Why is leaping important in this experiment? If the person simply walks on the belt, the forward momentum will be continually added to the individual since there is always contact with the belt. By disengaging with the belt in a direction against the motion, we are subtracting (for a brief moment) the forward momentum of the belt and allowing the belt to move underneath. It would be possible to land nearer or even surpass the object whereas the person leaping beside the belt would gain no advantage like that. The question is how quickly does the forward momentum of the belt dissipate once the person leaps? If the person can leap (towards the object like a long jump) with an acceleration of 1 m/s/s and can stay airborne for 2 seconds then a total distance of 2m can be achieved (with a final velocity of 2m/s). Since the belt is moving at 1 m/s then in the first second the momentum has been overcome and the object has moved 1m closer. In the 2nd second the object moves 2m closer if we add the motion of the belt and the acceleration of the person. The total distance covered would be 3 meters. In the case of the person beside the belt, they would only be able to cover 2m if they leaped with the same acceleration. (you can work out the acceleration equation if you want)

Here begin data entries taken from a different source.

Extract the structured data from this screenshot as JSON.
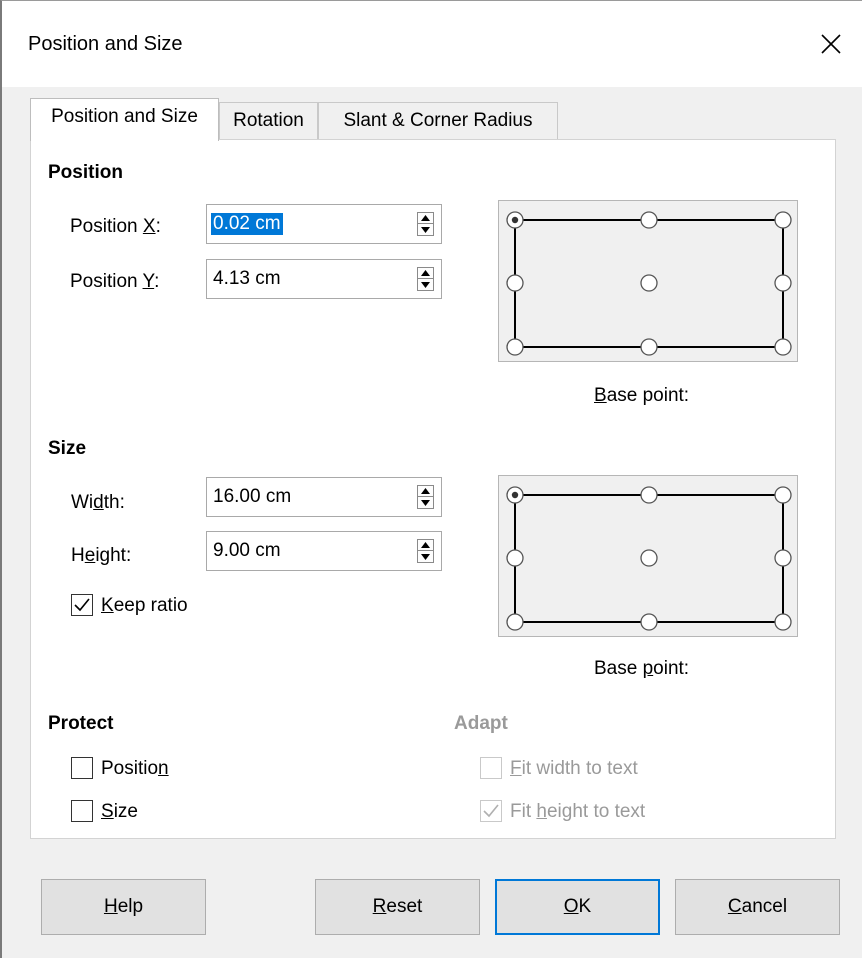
{
  "dialog": {
    "title": "Position and Size",
    "close_icon": "close-icon"
  },
  "tabs": [
    {
      "label": "Position and Size",
      "active": true
    },
    {
      "label": "Rotation",
      "active": false
    },
    {
      "label": "Slant & Corner Radius",
      "active": false
    }
  ],
  "position": {
    "heading": "Position",
    "x_label_pre": "Position ",
    "x_label_key": "X",
    "x_label_post": ":",
    "x_value": "0.02 cm",
    "y_label_pre": "Position ",
    "y_label_key": "Y",
    "y_label_post": ":",
    "y_value": "4.13 cm",
    "base_point_key": "B",
    "base_point_rest": "ase point:",
    "base_point_selected": "top-left"
  },
  "size": {
    "heading": "Size",
    "width_pre": "Wi",
    "width_key": "d",
    "width_post": "th:",
    "width_value": "16.00 cm",
    "height_pre": "H",
    "height_key": "e",
    "height_post": "ight:",
    "height_value": "9.00 cm",
    "keep_ratio_key": "K",
    "keep_ratio_rest": "eep ratio",
    "keep_ratio_checked": true,
    "base_point_pre": "Base ",
    "base_point_key": "p",
    "base_point_post": "oint:",
    "base_point_selected": "top-left"
  },
  "protect": {
    "heading": "Protect",
    "position_pre": "Positio",
    "position_key": "n",
    "position_checked": false,
    "size_key": "S",
    "size_rest": "ize",
    "size_checked": false
  },
  "adapt": {
    "heading": "Adapt",
    "fit_width_key": "F",
    "fit_width_rest": "it width to text",
    "fit_width_checked": false,
    "fit_height_pre": "Fit ",
    "fit_height_key": "h",
    "fit_height_post": "eight to text",
    "fit_height_checked": true
  },
  "buttons": {
    "help_key": "H",
    "help_rest": "elp",
    "reset_key": "R",
    "reset_rest": "eset",
    "ok_key": "O",
    "ok_rest": "K",
    "cancel_key": "C",
    "cancel_rest": "ancel"
  },
  "colors": {
    "selection": "#0078d7",
    "dialog_bg": "#f0f0f0",
    "panel_bg": "#ffffff",
    "disabled_text": "#9a9a9a"
  }
}
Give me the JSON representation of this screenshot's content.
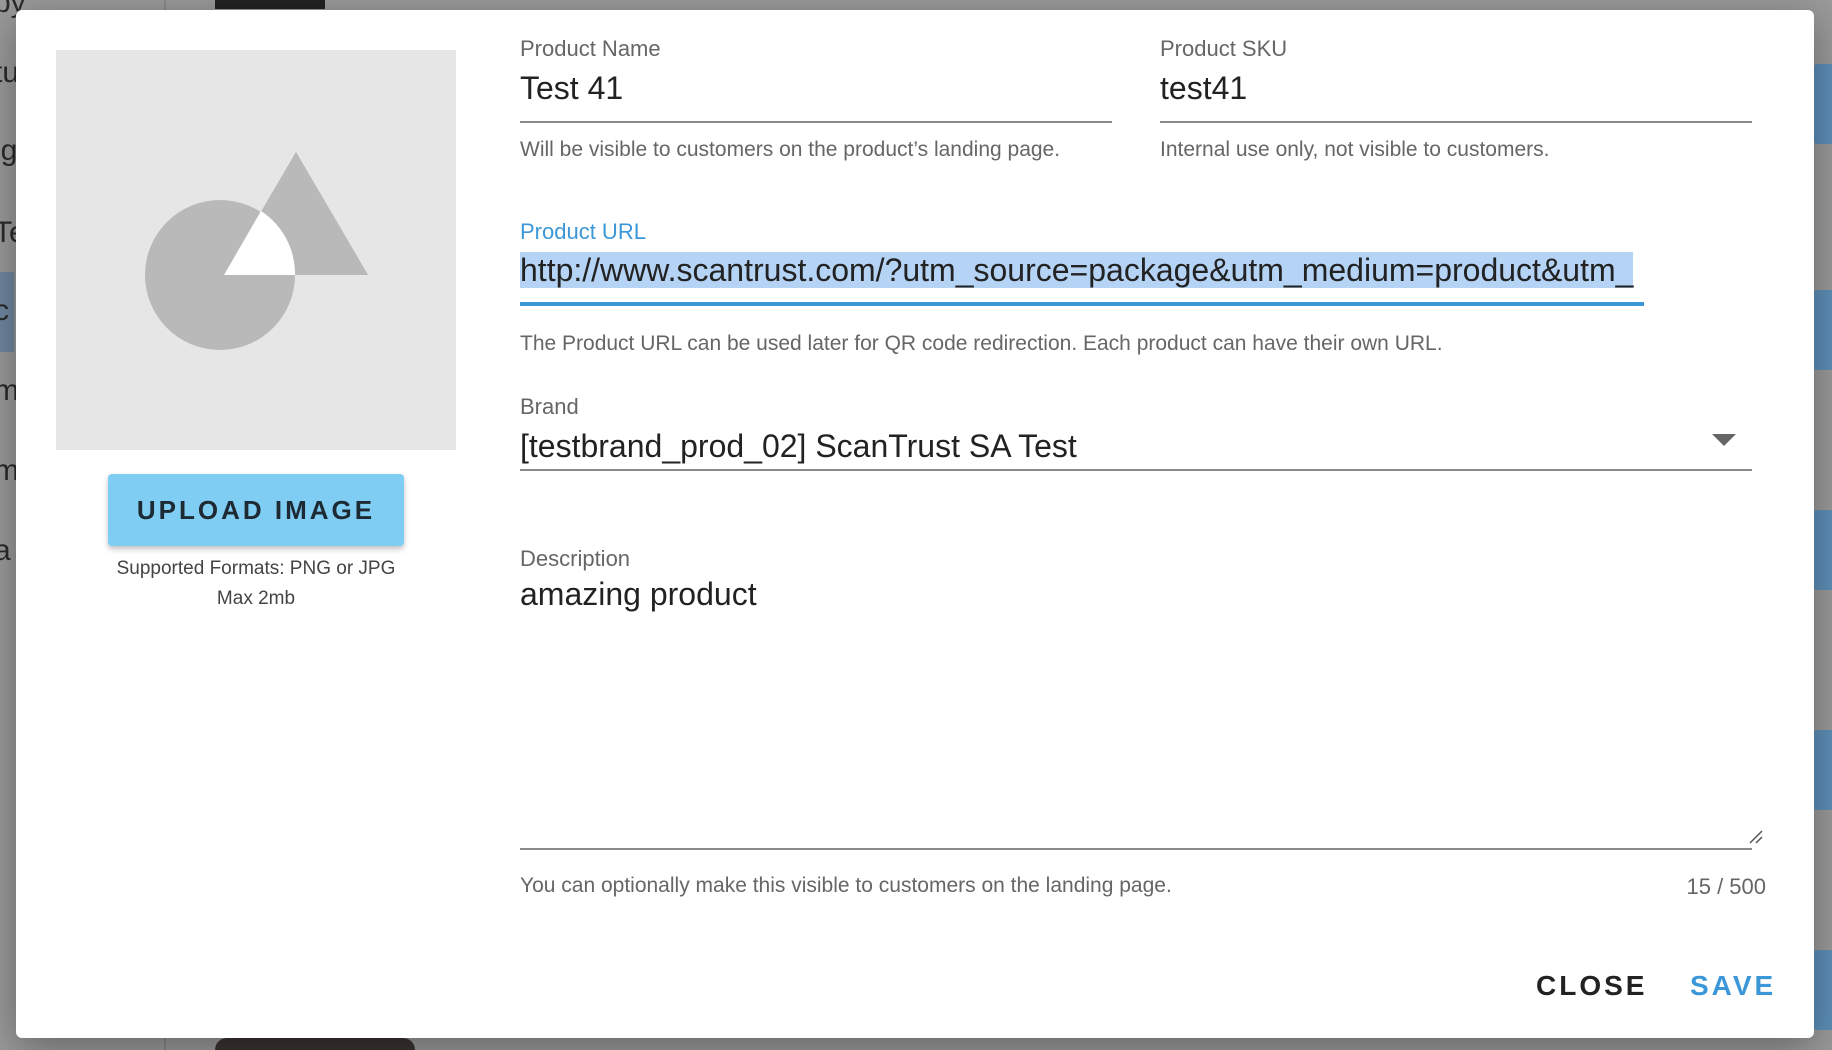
{
  "background": {
    "left_fragments": [
      "py",
      "tu",
      "ig",
      "Te",
      "c",
      "m",
      "m",
      "a"
    ]
  },
  "image_panel": {
    "upload_label": "UPLOAD IMAGE",
    "formats_note": "Supported Formats: PNG or JPG",
    "size_note": "Max 2mb"
  },
  "form": {
    "product_name": {
      "label": "Product Name",
      "value": "Test 41",
      "helper": "Will be visible to customers on the product’s landing page."
    },
    "product_sku": {
      "label": "Product SKU",
      "value": "test41",
      "helper": "Internal use only, not visible to customers."
    },
    "product_url": {
      "label": "Product URL",
      "value": "http://www.scantrust.com/?utm_source=package&utm_medium=product&utm_",
      "helper": "The Product URL can be used later for QR code redirection. Each product can have their own URL."
    },
    "brand": {
      "label": "Brand",
      "value": "[testbrand_prod_02] ScanTrust SA Test"
    },
    "description": {
      "label": "Description",
      "value": "amazing product",
      "helper": "You can optionally make this visible to customers on the landing page.",
      "counter": "15 / 500"
    }
  },
  "actions": {
    "close_label": "CLOSE",
    "save_label": "SAVE"
  },
  "colors": {
    "accent": "#3c97d8",
    "upload_button": "#7fcdf3",
    "selection": "#b5d3f5"
  }
}
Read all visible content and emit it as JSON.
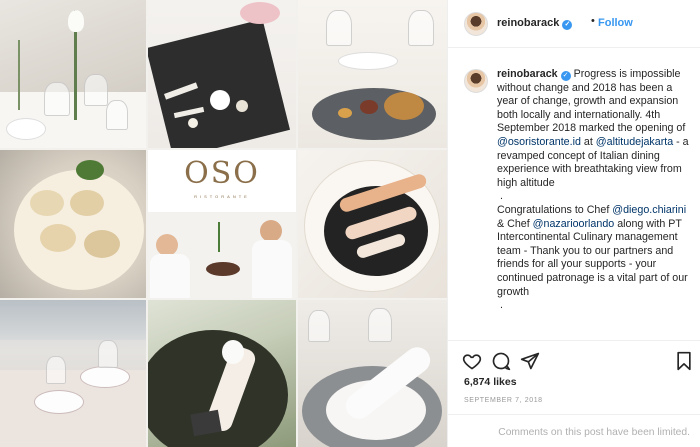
{
  "post": {
    "username": "reinobarack",
    "verified_mark": "✓",
    "separator": "•",
    "follow_label": "Follow",
    "caption": {
      "username": "reinobarack",
      "text_1": " Progress is impossible without change and 2018 has been a year of change, growth and expansion both locally and internationally. 4th September 2018 marked the opening of ",
      "mention_1": "@osoristorante.id",
      "text_2": " at ",
      "mention_2": "@altitudejakarta",
      "text_3": " - a revamped concept of Italian dining experience with breathtaking view from high altitude",
      "dot_1": ".",
      "text_4": "Congratulations to Chef ",
      "mention_3": "@diego.chiarini",
      "text_5": " & Chef ",
      "mention_4": "@nazarioorlando",
      "text_6": " along with PT Intercontinental Culinary management team - Thank you to our partners and friends for all your supports - your continued patronage is a vital part of our growth",
      "dot_2": "."
    },
    "likes": "6,874 likes",
    "date": "SEPTEMBER 7, 2018",
    "comments_disabled": "Comments on this post have been limited."
  },
  "collage": {
    "logo_text": "OSO",
    "logo_subtext": "RISTORANTE"
  },
  "icons": {
    "like": "heart-icon",
    "comment": "comment-icon",
    "share": "share-icon",
    "save": "bookmark-icon"
  },
  "colors": {
    "link": "#003569",
    "follow": "#3897f0",
    "verified": "#3897f0",
    "muted": "#999999"
  }
}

We could increase the acceleration and distance by using something like a canon. If we use the same arc and acceleration the ball should land at a greater distance from the canon if on a moving belt than if stationary. If we assume that the acceleration of the canon is 10/m/s/s, the tennis ball can reach 80 m/s velocity and has a total airtime of 10 seconds, we can calculate the total distance travelled (640m). If the velocity of the belt is 1 m/s then within 1 second the momentum of the belt has been overcome and we can add an additional 9 seconds of belt movement to the distance for a total of 649m. If we then turn around and fire the canon in the opposite direction then the distance travelled by the canon is subtracted from the total distance of the ball (1m/s x 10 seconds = 10m). This would mean that the total distance between the canon and the ball would be 630m.
If we take the above example and apply it to a spinning earth then a similar result must take place. Taking the spin as the same as the conveyor belt one need only launch an object (a tennis ball thrower would suffice) to the west and then to the east. If the objects land at similar distances from the thrower then we are not spinning. However, if they land at different distances then we must be spinning.